======== RECORD SET ========

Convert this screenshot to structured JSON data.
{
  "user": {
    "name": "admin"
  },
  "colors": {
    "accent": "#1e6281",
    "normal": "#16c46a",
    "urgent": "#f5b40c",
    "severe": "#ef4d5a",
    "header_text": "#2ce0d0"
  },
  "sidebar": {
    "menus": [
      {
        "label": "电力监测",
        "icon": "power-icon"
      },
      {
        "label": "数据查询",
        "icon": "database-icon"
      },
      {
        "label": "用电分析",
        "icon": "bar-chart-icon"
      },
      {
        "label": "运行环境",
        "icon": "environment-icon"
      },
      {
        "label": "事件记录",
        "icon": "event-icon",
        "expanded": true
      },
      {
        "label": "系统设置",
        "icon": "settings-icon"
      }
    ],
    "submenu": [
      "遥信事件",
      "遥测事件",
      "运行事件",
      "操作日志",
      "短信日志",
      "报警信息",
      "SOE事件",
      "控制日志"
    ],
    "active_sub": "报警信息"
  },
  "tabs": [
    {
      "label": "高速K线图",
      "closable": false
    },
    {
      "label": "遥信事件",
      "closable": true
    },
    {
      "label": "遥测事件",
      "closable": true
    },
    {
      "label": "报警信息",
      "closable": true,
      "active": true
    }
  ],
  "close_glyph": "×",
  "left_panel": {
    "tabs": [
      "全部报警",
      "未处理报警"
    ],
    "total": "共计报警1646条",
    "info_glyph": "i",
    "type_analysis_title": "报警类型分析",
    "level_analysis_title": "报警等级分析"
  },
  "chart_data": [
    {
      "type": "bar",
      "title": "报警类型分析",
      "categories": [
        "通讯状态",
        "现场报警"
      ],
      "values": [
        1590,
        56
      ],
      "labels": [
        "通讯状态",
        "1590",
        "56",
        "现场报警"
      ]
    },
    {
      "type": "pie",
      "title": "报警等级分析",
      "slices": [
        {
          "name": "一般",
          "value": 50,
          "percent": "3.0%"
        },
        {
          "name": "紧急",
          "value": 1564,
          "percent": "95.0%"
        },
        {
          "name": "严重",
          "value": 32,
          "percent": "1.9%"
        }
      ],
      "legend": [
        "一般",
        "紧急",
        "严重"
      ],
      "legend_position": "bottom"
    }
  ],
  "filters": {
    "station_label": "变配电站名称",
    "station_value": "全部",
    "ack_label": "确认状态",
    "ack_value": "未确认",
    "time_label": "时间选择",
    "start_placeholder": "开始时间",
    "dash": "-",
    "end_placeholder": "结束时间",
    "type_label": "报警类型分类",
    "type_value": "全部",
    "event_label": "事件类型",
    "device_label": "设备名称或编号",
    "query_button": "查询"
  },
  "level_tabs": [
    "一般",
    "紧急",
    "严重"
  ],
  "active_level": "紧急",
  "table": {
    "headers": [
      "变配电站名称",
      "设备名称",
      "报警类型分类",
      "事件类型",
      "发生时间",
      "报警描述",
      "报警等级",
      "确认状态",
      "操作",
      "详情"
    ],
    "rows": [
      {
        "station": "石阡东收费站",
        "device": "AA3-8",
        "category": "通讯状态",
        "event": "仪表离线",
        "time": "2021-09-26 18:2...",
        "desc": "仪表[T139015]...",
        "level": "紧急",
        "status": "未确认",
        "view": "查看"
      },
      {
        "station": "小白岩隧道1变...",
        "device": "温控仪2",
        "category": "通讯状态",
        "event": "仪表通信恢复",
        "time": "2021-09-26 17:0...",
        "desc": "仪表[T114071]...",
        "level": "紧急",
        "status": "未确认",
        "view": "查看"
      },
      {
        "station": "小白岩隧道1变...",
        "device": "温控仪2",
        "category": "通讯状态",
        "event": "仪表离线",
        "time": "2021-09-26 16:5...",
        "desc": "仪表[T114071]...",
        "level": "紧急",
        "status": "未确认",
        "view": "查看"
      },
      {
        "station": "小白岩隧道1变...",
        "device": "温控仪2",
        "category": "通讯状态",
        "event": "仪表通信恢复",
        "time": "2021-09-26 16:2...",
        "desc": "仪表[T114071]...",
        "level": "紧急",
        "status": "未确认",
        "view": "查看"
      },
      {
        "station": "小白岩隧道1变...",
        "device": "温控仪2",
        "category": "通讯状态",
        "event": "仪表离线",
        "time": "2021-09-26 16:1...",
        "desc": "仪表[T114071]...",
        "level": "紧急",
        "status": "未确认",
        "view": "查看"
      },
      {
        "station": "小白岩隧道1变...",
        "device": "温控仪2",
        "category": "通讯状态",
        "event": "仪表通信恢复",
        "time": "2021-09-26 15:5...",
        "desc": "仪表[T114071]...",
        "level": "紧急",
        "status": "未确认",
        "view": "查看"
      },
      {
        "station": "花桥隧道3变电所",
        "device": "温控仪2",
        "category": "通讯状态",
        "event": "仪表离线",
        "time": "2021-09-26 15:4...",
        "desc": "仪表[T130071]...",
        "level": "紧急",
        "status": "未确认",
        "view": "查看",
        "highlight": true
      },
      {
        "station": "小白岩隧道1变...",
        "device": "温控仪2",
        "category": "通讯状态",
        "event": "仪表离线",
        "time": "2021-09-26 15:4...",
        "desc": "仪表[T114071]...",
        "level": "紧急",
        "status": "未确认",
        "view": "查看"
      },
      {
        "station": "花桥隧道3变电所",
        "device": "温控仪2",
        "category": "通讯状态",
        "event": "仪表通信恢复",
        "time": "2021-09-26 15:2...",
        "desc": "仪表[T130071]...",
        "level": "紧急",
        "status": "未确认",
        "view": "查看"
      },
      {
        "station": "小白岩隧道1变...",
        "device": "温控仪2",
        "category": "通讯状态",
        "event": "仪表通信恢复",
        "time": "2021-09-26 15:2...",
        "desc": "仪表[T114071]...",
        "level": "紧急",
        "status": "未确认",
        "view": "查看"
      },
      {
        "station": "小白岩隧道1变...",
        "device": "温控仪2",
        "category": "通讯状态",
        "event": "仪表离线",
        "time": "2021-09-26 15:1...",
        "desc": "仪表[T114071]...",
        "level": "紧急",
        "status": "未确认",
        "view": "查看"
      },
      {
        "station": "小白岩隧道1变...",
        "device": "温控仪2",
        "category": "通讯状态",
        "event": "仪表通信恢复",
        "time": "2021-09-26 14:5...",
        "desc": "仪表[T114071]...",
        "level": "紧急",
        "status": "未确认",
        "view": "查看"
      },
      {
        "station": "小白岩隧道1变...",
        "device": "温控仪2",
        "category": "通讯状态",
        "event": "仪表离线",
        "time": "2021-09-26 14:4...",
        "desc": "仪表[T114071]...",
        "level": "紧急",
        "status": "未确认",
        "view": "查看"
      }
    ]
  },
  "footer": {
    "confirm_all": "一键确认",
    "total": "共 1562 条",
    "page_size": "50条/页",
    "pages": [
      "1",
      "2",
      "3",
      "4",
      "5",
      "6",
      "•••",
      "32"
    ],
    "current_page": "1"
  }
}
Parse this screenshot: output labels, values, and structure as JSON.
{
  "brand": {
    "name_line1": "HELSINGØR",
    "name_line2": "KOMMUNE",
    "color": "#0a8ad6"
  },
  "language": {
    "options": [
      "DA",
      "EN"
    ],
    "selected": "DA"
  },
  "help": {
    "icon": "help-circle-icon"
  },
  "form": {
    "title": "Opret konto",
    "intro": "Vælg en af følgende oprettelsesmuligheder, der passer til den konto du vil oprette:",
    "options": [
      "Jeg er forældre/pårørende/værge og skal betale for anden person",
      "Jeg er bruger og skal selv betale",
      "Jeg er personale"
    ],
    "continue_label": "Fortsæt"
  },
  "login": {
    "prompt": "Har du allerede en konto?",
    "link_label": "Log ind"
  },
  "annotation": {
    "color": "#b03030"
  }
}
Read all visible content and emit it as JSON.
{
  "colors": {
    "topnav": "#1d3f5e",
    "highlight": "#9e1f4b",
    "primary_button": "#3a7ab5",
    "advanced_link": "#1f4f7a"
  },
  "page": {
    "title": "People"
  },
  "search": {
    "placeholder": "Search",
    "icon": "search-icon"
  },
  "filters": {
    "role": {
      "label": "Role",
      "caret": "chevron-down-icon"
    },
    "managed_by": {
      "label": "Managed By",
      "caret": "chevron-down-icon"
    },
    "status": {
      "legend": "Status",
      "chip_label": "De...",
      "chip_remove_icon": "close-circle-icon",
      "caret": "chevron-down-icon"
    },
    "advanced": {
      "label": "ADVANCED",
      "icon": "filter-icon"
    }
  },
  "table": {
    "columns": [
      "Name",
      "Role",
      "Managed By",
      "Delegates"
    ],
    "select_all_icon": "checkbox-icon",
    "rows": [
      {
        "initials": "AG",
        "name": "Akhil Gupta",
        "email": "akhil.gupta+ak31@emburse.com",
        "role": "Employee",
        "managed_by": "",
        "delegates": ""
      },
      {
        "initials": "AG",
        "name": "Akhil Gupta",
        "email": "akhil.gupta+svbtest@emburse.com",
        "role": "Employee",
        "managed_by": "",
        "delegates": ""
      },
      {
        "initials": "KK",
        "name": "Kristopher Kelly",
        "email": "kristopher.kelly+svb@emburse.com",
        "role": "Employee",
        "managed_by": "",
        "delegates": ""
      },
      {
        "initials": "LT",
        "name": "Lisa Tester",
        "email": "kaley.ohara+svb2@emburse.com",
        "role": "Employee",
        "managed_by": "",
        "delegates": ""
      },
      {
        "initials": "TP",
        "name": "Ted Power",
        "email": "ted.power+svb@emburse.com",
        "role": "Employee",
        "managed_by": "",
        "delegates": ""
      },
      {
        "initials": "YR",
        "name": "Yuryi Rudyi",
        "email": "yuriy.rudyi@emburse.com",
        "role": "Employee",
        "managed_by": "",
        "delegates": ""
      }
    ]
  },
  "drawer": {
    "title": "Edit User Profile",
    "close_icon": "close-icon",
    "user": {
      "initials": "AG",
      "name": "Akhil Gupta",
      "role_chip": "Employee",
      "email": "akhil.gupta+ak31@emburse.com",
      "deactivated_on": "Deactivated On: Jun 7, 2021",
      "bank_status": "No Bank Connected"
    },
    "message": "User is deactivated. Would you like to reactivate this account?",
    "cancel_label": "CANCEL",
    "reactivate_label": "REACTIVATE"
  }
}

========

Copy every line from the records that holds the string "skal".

      "Jeg er forældre/pårørende/værge og skal betale for anden person",
      "Jeg er bruger og skal selv betale",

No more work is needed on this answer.